━━━ Data for processing ━━━

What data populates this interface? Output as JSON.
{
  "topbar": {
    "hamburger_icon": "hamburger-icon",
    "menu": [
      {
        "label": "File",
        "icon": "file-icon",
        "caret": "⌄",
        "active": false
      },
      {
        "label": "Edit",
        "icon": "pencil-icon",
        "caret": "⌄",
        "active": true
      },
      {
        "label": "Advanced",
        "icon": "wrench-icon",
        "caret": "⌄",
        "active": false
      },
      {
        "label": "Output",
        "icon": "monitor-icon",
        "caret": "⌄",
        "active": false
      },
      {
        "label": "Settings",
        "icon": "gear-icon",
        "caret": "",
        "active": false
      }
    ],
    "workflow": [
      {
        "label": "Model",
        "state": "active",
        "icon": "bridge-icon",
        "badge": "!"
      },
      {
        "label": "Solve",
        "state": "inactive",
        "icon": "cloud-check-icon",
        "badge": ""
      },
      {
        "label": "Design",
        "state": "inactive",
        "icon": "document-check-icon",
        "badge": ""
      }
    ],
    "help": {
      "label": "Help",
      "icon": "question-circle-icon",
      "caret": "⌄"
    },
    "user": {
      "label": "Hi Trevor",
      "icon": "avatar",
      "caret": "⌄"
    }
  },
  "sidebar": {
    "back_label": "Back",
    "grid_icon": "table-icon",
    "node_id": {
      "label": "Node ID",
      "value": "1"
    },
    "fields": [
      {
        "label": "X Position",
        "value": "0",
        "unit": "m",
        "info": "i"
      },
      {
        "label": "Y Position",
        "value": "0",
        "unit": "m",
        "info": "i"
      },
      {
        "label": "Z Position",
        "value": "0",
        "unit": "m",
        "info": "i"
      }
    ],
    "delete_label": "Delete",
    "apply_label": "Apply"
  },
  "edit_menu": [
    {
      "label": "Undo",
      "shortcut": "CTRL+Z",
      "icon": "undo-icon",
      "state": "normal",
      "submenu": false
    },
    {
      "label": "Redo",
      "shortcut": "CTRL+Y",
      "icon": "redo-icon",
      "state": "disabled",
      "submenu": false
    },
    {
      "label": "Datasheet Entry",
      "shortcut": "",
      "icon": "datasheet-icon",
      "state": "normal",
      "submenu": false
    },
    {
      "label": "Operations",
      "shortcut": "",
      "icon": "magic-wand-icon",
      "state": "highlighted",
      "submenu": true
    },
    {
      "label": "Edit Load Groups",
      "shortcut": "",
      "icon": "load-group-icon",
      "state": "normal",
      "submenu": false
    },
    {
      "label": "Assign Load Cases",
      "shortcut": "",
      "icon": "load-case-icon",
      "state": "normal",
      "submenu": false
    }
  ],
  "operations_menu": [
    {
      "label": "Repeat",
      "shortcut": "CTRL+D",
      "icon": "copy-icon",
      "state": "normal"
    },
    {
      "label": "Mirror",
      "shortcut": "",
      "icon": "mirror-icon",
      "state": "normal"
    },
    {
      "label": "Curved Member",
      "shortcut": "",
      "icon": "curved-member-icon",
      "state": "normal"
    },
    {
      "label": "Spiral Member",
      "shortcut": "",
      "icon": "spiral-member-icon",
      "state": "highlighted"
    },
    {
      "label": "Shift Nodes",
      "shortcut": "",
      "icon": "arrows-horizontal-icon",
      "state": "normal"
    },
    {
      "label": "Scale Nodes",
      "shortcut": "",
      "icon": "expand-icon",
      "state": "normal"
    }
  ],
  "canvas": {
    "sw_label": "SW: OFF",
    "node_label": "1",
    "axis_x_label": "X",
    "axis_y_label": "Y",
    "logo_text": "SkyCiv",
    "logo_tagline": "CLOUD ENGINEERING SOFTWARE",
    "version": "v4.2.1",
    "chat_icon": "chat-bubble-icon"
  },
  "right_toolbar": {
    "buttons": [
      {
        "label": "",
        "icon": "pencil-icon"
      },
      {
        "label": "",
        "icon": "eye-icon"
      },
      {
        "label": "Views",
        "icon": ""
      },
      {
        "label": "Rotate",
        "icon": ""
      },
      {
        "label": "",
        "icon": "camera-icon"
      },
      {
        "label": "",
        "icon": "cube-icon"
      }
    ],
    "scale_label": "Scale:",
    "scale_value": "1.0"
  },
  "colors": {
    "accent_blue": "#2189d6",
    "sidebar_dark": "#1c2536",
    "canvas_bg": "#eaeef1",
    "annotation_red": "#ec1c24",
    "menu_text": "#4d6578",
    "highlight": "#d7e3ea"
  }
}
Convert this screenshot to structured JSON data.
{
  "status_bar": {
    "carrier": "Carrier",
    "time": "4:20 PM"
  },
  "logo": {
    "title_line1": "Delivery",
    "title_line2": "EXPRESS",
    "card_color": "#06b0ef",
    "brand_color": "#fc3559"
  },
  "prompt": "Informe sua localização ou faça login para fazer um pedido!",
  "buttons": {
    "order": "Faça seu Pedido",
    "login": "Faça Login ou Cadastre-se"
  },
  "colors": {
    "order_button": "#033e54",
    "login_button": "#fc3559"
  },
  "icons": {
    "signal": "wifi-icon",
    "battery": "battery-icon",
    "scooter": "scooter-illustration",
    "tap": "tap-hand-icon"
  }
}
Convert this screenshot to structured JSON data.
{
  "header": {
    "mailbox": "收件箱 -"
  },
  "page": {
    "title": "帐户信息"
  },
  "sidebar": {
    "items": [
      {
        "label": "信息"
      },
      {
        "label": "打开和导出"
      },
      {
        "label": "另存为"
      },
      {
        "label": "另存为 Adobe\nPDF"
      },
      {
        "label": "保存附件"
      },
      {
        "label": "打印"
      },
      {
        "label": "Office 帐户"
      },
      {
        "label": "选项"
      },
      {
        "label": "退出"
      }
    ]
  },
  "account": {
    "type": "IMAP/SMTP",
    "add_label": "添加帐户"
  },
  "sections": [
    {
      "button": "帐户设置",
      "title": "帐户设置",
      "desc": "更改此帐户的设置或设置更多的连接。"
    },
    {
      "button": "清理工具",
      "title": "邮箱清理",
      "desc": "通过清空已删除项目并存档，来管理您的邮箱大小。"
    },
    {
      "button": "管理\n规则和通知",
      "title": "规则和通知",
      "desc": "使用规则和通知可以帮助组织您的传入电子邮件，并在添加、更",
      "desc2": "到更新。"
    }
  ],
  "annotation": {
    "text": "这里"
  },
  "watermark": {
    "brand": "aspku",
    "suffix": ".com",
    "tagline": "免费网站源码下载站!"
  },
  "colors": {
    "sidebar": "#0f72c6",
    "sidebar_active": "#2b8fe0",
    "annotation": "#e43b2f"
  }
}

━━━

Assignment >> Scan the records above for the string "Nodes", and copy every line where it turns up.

Reply >>
      "label": "Shift Nodes",
      "label": "Scale Nodes",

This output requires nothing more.